At Arina Early Childhood Development Education School, teachers were busy preparing for the trials.

The head teacher, Mrs Mary Onyango, said she was excited by the new curriculum.

"It will nurture everyone and if given keen interest, can help develop talent from as early as ECDE level," she said.

She said the 8-4-4 system was exams oriented and the new system was more engaging.

In Nairobi the new, 2-6-6-3 system kicked off at the All Saints Cathedral School in Starehe.

Nursery class teacher, Fellistus Timothy, said new curriculum recognised that children have different capabilities and capacities to grasp things.

At the Ruai Primary School in Njiru, the head teacher Ann Muthii, said the curriculum was exciting as subjects such as Home Science, Art and Craft and Music have been incorporated into the syllabus.

"We are delighted to be one of the schools chosen to pilot the new curriculum because it is the first time we are doing it. We are confident and want to give it a guided judgement and see if it will work and if it is viable or not," said Mr Muthii.

However, Muthii pointed out that the curriculum is going to be costly as it will involve purchase of materials for students who will choose subjects such as Art and Craft, Home Science and Music.

At Nakuru's Pangani Special School, pupils anxiously waited for the roll-out of the new curriculum.

A teacher, Lucy Kamau, said the improved curriculum will help to enable smooth and comfortable learning for the 160 pupils enrolled at the school.

For learners with special needs, the new structure involves vocational training that will be offered to the mentally and physically challenged pupils.

Under the new system early year's category, children will spend two years in nursery and six years in lower and upper primary, with each section divided into three years. Secondary education will also be split into two, lower and senior, each section taking up three years.

In upper secondary, learners will be expected to specialise by taking up either of three paths – arts and sports, social sciences or science, technology, engineering and mathematics (STEM).

Optional subjects

At grade four, learners will be introduced to the optional subjects offered at upper primary to enable them make informed choices at grade seven.

In Nakuru, ten schools were selected to take part in the piloting programme.

In Uasin Gishu and Nandi counties, delays in delivery of learning materials hampered the much-anticipated roll-out of the new curriculum.

Most teachers and pupils from Hill School Eldoret, Central Primary and Eldoret School for the Hearing Impaired that are among the pilot institutions, expressed confidence over the new curriculum, saying it is meant to provide a platform where pupils enjoy a holistic academic approach.

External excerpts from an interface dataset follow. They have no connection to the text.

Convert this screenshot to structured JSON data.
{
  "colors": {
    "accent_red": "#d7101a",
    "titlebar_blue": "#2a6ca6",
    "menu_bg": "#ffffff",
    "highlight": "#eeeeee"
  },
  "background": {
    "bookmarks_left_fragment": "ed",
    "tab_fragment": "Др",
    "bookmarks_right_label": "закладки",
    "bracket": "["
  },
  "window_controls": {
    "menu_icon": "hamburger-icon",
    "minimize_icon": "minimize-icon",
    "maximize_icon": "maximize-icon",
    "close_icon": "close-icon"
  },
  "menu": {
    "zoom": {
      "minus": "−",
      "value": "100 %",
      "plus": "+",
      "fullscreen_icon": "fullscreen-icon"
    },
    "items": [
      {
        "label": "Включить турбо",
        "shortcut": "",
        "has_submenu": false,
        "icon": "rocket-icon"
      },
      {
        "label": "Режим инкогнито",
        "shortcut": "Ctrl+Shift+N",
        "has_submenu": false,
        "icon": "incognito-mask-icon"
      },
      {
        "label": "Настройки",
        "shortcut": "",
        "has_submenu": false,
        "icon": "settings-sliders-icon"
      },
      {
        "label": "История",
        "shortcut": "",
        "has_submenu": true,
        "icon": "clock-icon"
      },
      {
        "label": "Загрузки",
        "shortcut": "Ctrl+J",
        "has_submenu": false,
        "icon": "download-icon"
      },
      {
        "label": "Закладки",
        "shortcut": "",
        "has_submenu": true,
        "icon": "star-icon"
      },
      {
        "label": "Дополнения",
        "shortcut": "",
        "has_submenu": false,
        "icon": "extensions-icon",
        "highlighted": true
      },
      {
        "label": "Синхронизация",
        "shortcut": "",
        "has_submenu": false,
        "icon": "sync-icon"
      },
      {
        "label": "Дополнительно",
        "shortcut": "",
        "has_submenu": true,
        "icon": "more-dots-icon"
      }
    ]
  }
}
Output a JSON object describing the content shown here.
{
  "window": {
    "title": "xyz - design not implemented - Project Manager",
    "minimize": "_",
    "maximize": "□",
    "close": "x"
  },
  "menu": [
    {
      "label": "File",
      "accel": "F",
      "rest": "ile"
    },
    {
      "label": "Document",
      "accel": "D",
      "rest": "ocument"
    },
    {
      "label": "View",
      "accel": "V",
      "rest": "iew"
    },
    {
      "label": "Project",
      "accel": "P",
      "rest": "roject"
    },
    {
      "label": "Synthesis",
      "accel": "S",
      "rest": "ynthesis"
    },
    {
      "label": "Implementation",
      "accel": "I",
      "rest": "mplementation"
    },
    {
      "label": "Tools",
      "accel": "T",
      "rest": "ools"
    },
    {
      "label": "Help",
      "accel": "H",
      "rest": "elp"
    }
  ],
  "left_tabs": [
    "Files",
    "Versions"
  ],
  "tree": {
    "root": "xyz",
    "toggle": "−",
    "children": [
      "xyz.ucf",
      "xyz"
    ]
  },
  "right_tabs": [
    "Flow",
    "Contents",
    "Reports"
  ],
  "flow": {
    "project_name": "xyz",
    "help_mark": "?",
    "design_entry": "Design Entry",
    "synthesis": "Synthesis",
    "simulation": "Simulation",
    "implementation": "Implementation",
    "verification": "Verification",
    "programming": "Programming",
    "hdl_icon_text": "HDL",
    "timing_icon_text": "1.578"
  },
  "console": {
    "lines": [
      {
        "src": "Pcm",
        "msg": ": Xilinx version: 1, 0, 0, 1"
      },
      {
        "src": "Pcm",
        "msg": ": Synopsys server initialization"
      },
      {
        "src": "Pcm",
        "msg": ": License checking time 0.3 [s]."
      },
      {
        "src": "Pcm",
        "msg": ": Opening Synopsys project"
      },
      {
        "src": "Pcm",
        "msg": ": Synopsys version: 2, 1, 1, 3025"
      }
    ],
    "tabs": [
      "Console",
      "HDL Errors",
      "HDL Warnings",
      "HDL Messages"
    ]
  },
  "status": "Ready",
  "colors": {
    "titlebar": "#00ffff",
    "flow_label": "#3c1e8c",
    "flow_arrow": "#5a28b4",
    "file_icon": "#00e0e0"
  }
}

Positive reviews on the new system were also recorded in Kakamega County.

The new education curriculum was also successfully launched in pilot primary schools in Murang'a and Kiambu County.

Anxious pupils at Bishop Kairo Education Centre in Murang'a were taken through the new curriculum by two teachers who have been trained on the same.

The Launch of the new curriculum marks the end of the system that overhauled the 7-4-2-3 handed over to Kenya by colonialists at independence in 1963.

Despite the transition of Kenya's education systems from colonially-inclined theoretical education system of 7-4-2-3 to practical-oriented 8-4-4 system, there are still evident gaps in the country's education systems.